Like many others in this collection of hidden Italian gems, Ribordone exemplifies the pattern of shrinking populations on their way to extinction over the decades due to emigration and the industrial revolution. Ribordone was once a prosperous town with 1442 residents, compared to a mere 48 today.
Travel tip: Ribordone is home to the Prascondu Sancturary, built as a shrine on the spot where a young local mute had a vision of the virgin as she gave him advice that led him to discover his voice.
In the sleepy valley town of Macra, the population speaks a curious dialect known as Occitan, native to parts of France, Monaco, and the Italian Occitan Valleys as well as a “linguistic island” in the southern region of Calabria where northerners settled but maintained their northern dialect.
Travel tip: The stunning San Salvatore chapel is Macra was built by Benedictine monks in the 12th century
The Comune di Cervatto is located in the Valsesia ( west of Lago Maggiore), extending from 1000 to 2300 meters above sea level. For decades during the European Belle Epoque it was considered a favorite destination among the Lombardy and Piedmont elite for its stunning and peaceful landscapes.
Travel tip: The 17th century San Rocco church is home to a depiction of The Death of San Giuseppe by De Dominici.
Just over a one hour drive from Genova, Rondanina rises up at about 1000 meters. When coastal populations sought fertile lands for farming and refuge from Saracen attacks, they found both in Rondanina. There are no schools nor commerce to speak of, however there is a museum dedicated to local plant and animal life. The Rondanina coat of arms pictures a swallow (Italian “rondine”), from which the name is derived.
Once again along the French border, Marmora is a scenic mountain town situated 1200 meters above sea level and is home to 62 residents (a 92% decline since 1911).
Travel tip: in the local chapel there are 15th century frescoes depicting the life of Jesus and St. Sebastian.

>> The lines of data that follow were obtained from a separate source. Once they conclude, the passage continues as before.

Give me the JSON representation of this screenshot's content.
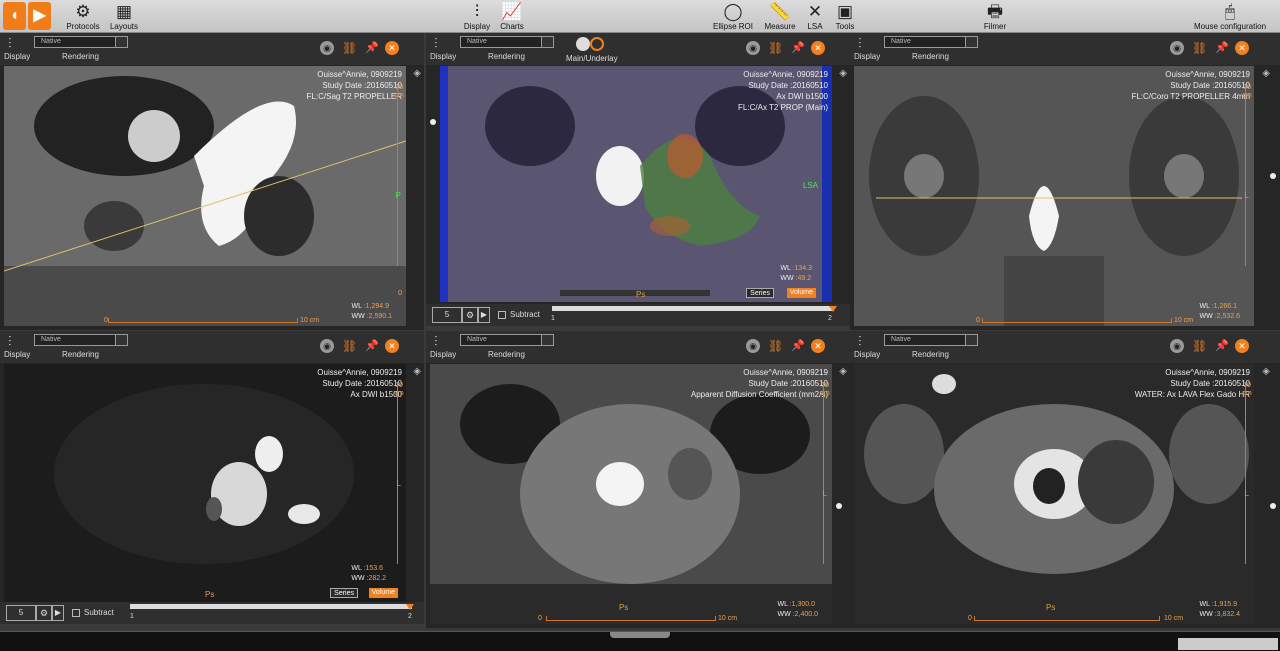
{
  "toolbar": {
    "protocols": "Protocols",
    "layouts": "Layouts",
    "display": "Display",
    "charts": "Charts",
    "ellipse_roi": "Ellipse ROI",
    "measure": "Measure",
    "lsa": "LSA",
    "tools": "Tools",
    "filmer": "Filmer",
    "mouse_configuration": "Mouse configuration"
  },
  "common": {
    "display_label": "Display",
    "rendering_label": "Rendering",
    "select_value": "Native",
    "main_underlay": "Main/Underlay",
    "subtract": "Subtract",
    "series_tag": "Series",
    "volume_tag": "Volume",
    "scale_zero": "0",
    "scale_10cm": "10 cm",
    "vscale_top": "10 cm",
    "patient": "Ouisse^Annie, 0909219",
    "study_date": "Study Date :20160510",
    "frame_num": "5",
    "slider_min": "1",
    "slider_max": "2"
  },
  "viewports": [
    {
      "series": "FL:C/Sag T2 PROPELLER",
      "series2": "",
      "wl": ":1,294.9",
      "ww": ":2,590.1",
      "orient_r": "P",
      "orient_b": ""
    },
    {
      "series": "Ax DWI b1500",
      "series2": "FL:C/Ax T2 PROP (Main)",
      "wl": ":134.3",
      "ww": ":49.2",
      "orient_r": "LSA",
      "orient_b": "Ps"
    },
    {
      "series": "FL:C/Coro T2 PROPELLER 4mm",
      "series2": "",
      "wl": ":1,266.1",
      "ww": ":2,532.6",
      "orient_r": "L",
      "orient_b": ""
    },
    {
      "series": "Ax DWI b1500",
      "series2": "",
      "wl": ":153.6",
      "ww": ":282.2",
      "orient_r": "L",
      "orient_b": "Ps"
    },
    {
      "series": "Apparent Diffusion Coefficient (mm2/s)",
      "series2": "",
      "wl": ":1,300.0",
      "ww": ":2,400.0",
      "orient_r": "L",
      "orient_b": "Ps"
    },
    {
      "series": "WATER: Ax LAVA Flex Gado HR",
      "series2": "",
      "wl": ":1,915.9",
      "ww": ":3,832.4",
      "orient_r": "L",
      "orient_b": "Ps"
    }
  ],
  "colors": {
    "accent": "#f08020",
    "panel": "#2f2f2f",
    "toolbar": "#d0d0d0"
  }
}
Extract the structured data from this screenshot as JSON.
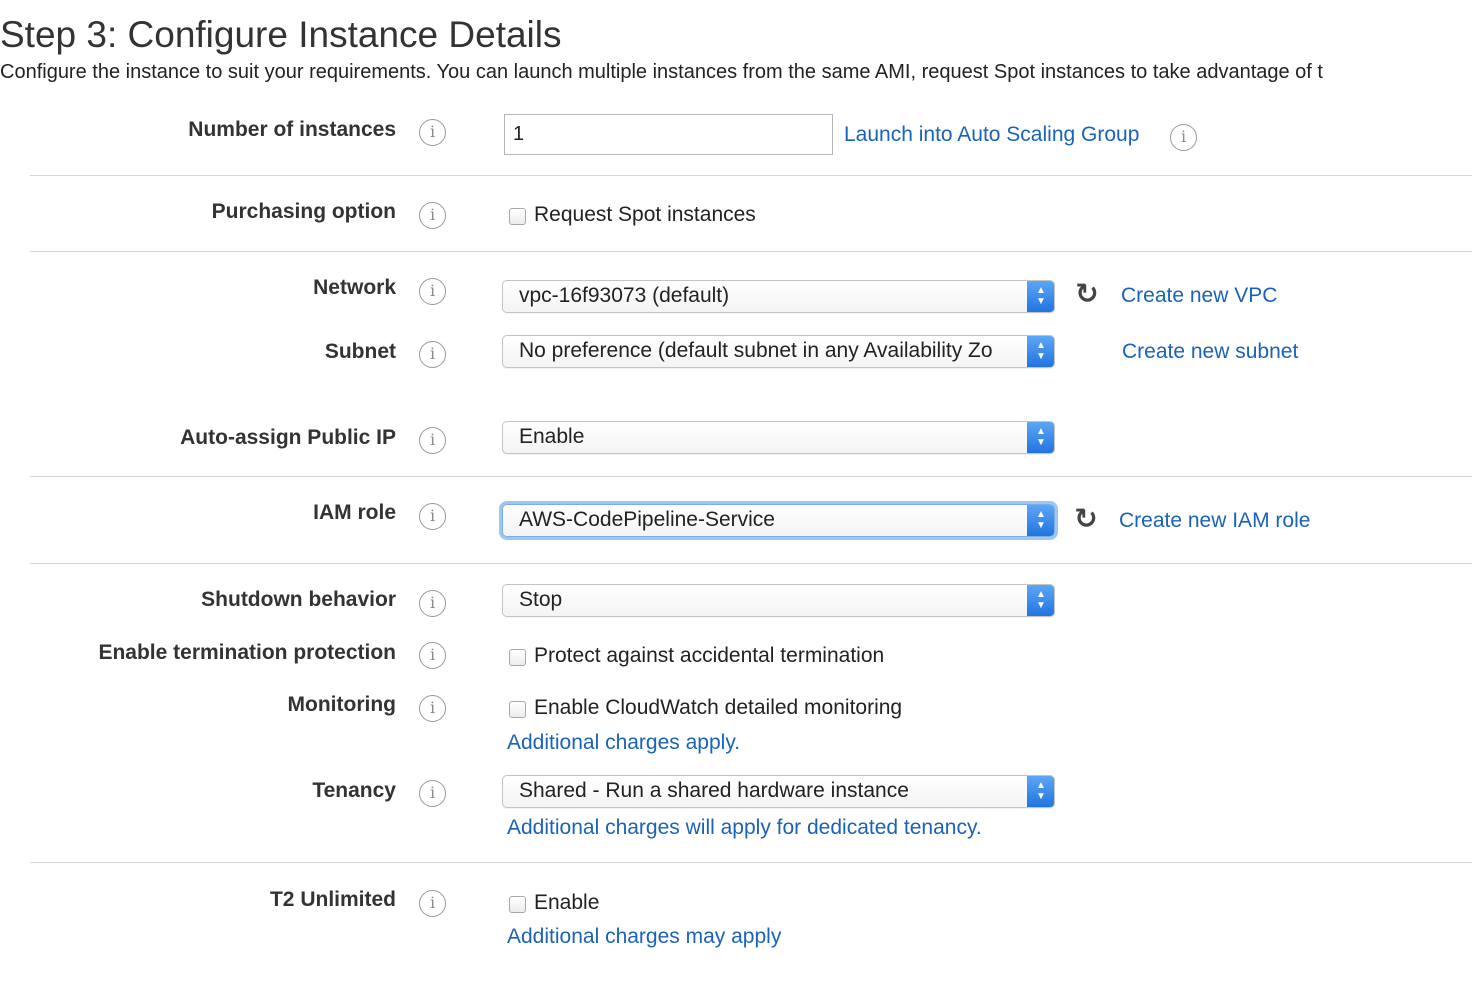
{
  "header": {
    "title": "Step 3: Configure Instance Details",
    "subtitle": "Configure the instance to suit your requirements. You can launch multiple instances from the same AMI, request Spot instances to take advantage of t"
  },
  "info_glyph": "i",
  "refresh_glyph": "↻",
  "select_arrows": "▲\n▼",
  "fields": {
    "num_instances": {
      "label": "Number of instances",
      "value": "1",
      "link": "Launch into Auto Scaling Group"
    },
    "purchasing": {
      "label": "Purchasing option",
      "checkbox_label": "Request Spot instances",
      "checked": false
    },
    "network": {
      "label": "Network",
      "value": "vpc-16f93073 (default)",
      "link": "Create new VPC"
    },
    "subnet": {
      "label": "Subnet",
      "value": "No preference (default subnet in any Availability Zo",
      "link": "Create new subnet"
    },
    "public_ip": {
      "label": "Auto-assign Public IP",
      "value": "Enable"
    },
    "iam_role": {
      "label": "IAM role",
      "value": "AWS-CodePipeline-Service",
      "link": "Create new IAM role"
    },
    "shutdown": {
      "label": "Shutdown behavior",
      "value": "Stop"
    },
    "termination": {
      "label": "Enable termination protection",
      "checkbox_label": "Protect against accidental termination",
      "checked": false
    },
    "monitoring": {
      "label": "Monitoring",
      "checkbox_label": "Enable CloudWatch detailed monitoring",
      "checked": false,
      "note_link": "Additional charges apply."
    },
    "tenancy": {
      "label": "Tenancy",
      "value": "Shared - Run a shared hardware instance",
      "note_link": "Additional charges will apply for dedicated tenancy."
    },
    "t2_unlimited": {
      "label": "T2 Unlimited",
      "checkbox_label": "Enable",
      "checked": false,
      "note_link": "Additional charges may apply"
    }
  },
  "colors": {
    "link": "#1a63b8",
    "select_accent": "#1f73e0",
    "divider": "#d5d5d5"
  }
}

In the mountainous region of Valle Grana, Castelmagno dates back to at least the third century, proven by the unearthing of a Roman altar dedicated to the God Mars and other objects of the Imperial Roman era. Despite staggering depopulation and emigration, the local population has been actively trying to breathe new life into the area by investing in initiatives such as a local library, the “Museum of Life Here,” a Museum of traditional local labor, a flourishing Buddhist community, and last but not least production of the highly prized Castelmagno cheese. The San Magno Sanctuary is located at the highest point of the Valle Grana at 1700 meters.
In the heart of Piedmont where two rivers and valleys converge, Rassa is a perfectly preserved modern depiction of the mountain villages of centuries past. Known for its medieval era bridge over the Gronda river and historic chalet-style homes, Rassa is perhaps most famous for being the backdrop of the preachings of Fra Dolcino, who was executed as a heretic for seeking the return to evangelical poverty and turning his back to popes and cardinals of the church to obey God alone.
Carcoforo, home to 74 inhabitants has been hailed one of the most ideal villages in Italy by a popular national magazine. Situated partly with the Valsesia national park with peaks as high as 2800 meters, the area was founded as a Walser settlement in the 14th century, while a german dialect is still spoken there today.
Travel tip: In addition to camping, skiing, rock climbing, hiking, fishing and skating, there are numerous churches and museums worth a visit such as the Valsesia Nature Museum.